This exercise asks for a copy of each line in the records below with the word "text" in it.
MATERIAL PROVIDED Block Start
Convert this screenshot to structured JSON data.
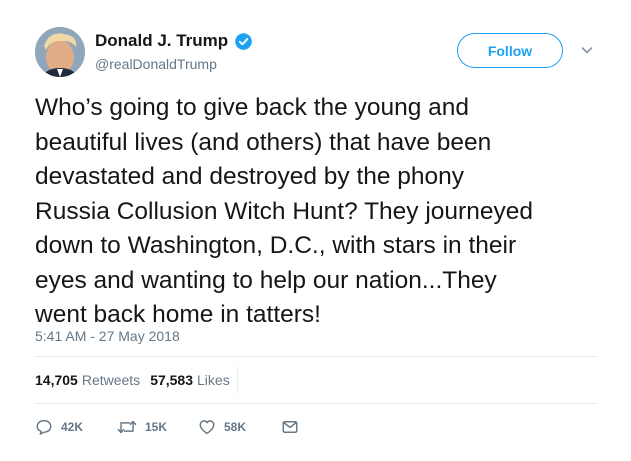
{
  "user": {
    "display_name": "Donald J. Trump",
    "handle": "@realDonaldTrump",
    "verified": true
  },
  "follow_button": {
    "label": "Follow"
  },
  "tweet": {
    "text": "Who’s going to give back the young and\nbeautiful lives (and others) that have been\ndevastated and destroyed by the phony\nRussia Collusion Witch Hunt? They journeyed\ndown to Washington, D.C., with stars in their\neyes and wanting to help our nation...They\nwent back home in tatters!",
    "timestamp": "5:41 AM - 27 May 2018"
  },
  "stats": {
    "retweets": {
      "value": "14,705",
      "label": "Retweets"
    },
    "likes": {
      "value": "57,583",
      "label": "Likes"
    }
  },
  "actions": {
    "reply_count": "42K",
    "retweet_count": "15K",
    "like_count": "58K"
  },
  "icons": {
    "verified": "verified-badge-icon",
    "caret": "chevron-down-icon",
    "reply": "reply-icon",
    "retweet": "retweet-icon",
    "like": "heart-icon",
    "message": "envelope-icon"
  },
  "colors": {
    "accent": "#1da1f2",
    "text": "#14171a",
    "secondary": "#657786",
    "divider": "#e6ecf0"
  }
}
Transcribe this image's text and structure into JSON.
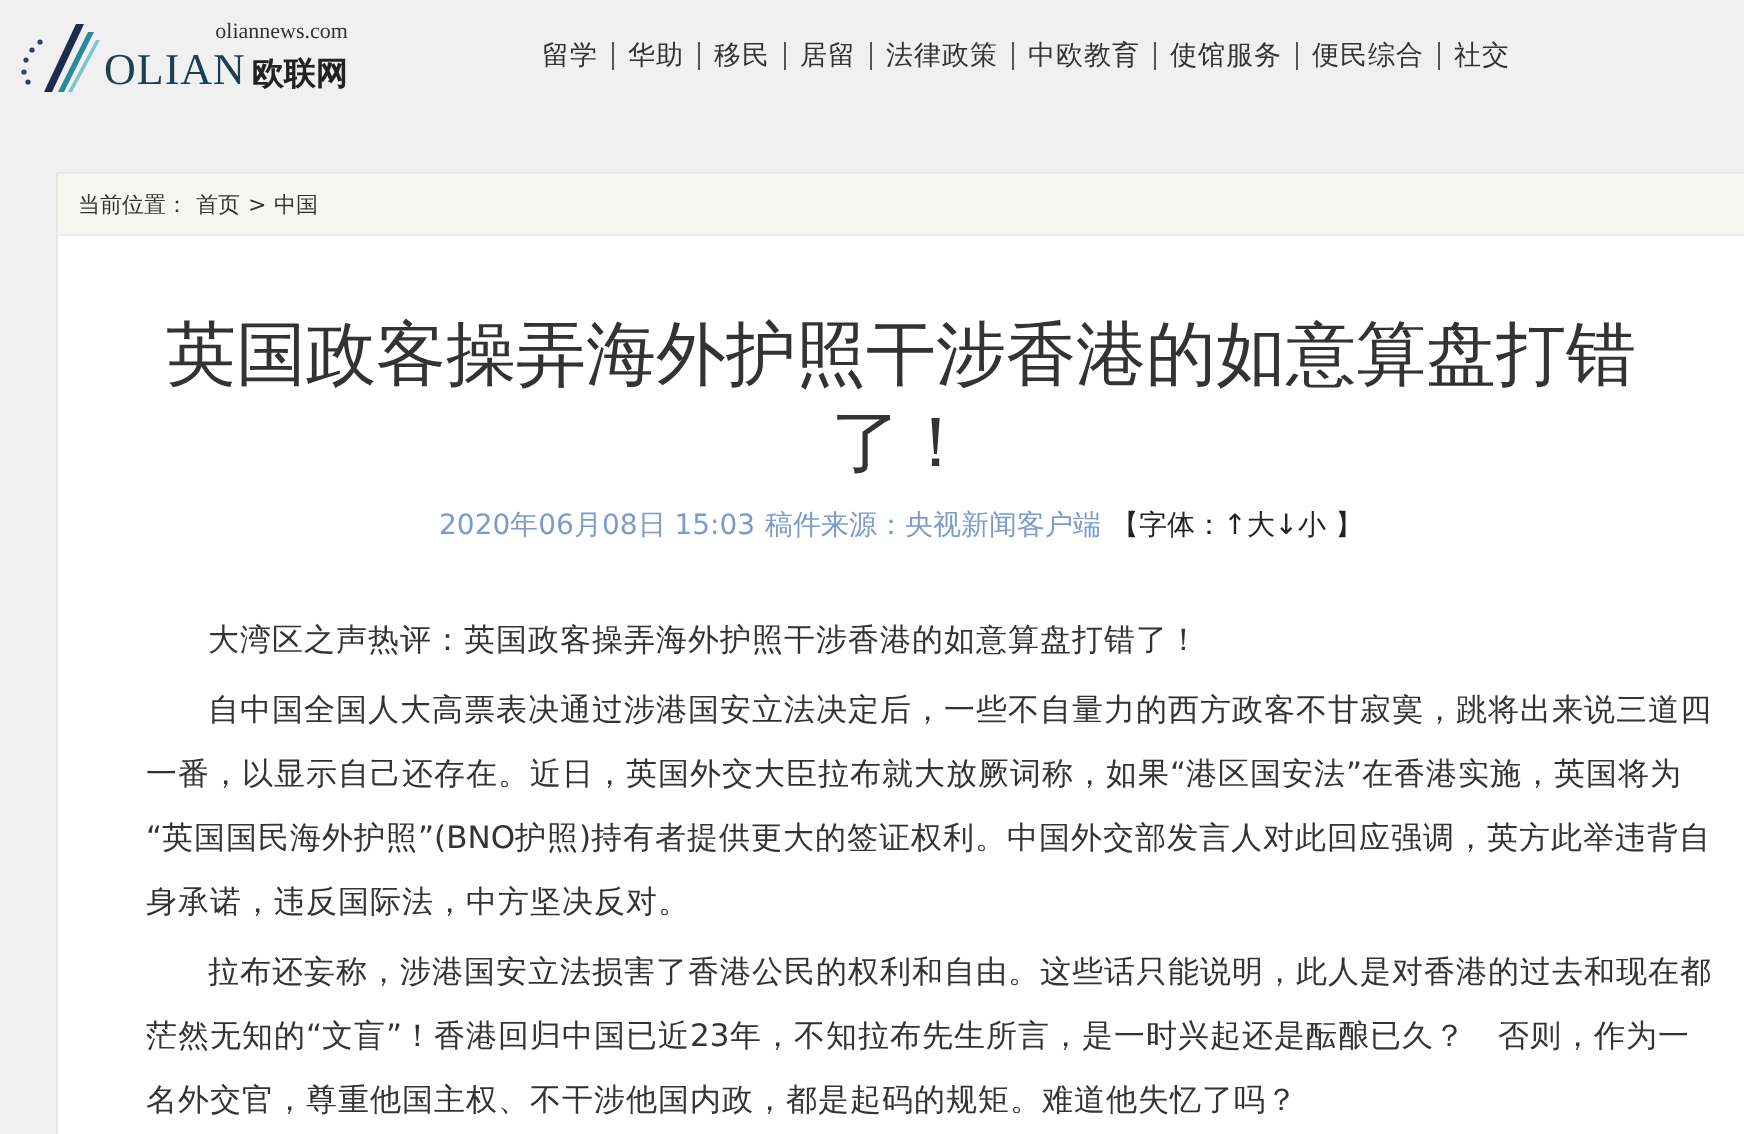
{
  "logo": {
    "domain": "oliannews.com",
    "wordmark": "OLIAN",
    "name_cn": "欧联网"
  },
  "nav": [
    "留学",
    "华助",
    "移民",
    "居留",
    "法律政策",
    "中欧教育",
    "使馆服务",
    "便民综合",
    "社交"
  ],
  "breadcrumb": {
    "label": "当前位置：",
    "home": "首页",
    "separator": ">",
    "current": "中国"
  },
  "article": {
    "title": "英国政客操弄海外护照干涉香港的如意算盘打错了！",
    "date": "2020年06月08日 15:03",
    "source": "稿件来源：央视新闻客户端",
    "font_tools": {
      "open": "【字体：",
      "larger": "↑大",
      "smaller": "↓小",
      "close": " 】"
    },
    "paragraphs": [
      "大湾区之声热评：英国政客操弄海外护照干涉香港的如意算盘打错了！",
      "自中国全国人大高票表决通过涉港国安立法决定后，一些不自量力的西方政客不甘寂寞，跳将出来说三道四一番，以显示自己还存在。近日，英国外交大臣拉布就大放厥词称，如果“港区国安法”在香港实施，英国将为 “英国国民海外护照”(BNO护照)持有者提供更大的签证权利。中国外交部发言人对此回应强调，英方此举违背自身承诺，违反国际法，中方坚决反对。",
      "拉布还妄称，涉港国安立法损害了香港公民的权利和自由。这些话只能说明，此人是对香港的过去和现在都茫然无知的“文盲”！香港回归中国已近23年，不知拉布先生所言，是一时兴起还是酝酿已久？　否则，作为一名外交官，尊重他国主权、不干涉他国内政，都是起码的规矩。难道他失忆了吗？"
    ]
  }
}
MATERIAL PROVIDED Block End
= EXERCISE ANSWER =
    "text": "Who’s going to give back the young and\nbeautiful lives (and others) that have been\ndevastated and destroyed by the phony\nRussia Collusion Witch Hunt? They journeyed\ndown to Washington, D.C., with stars in their\neyes and wanting to help our nation...They\nwent back home in tatters!",
    "text": "#14171a",
Transcribe this image's text and structure into JSON.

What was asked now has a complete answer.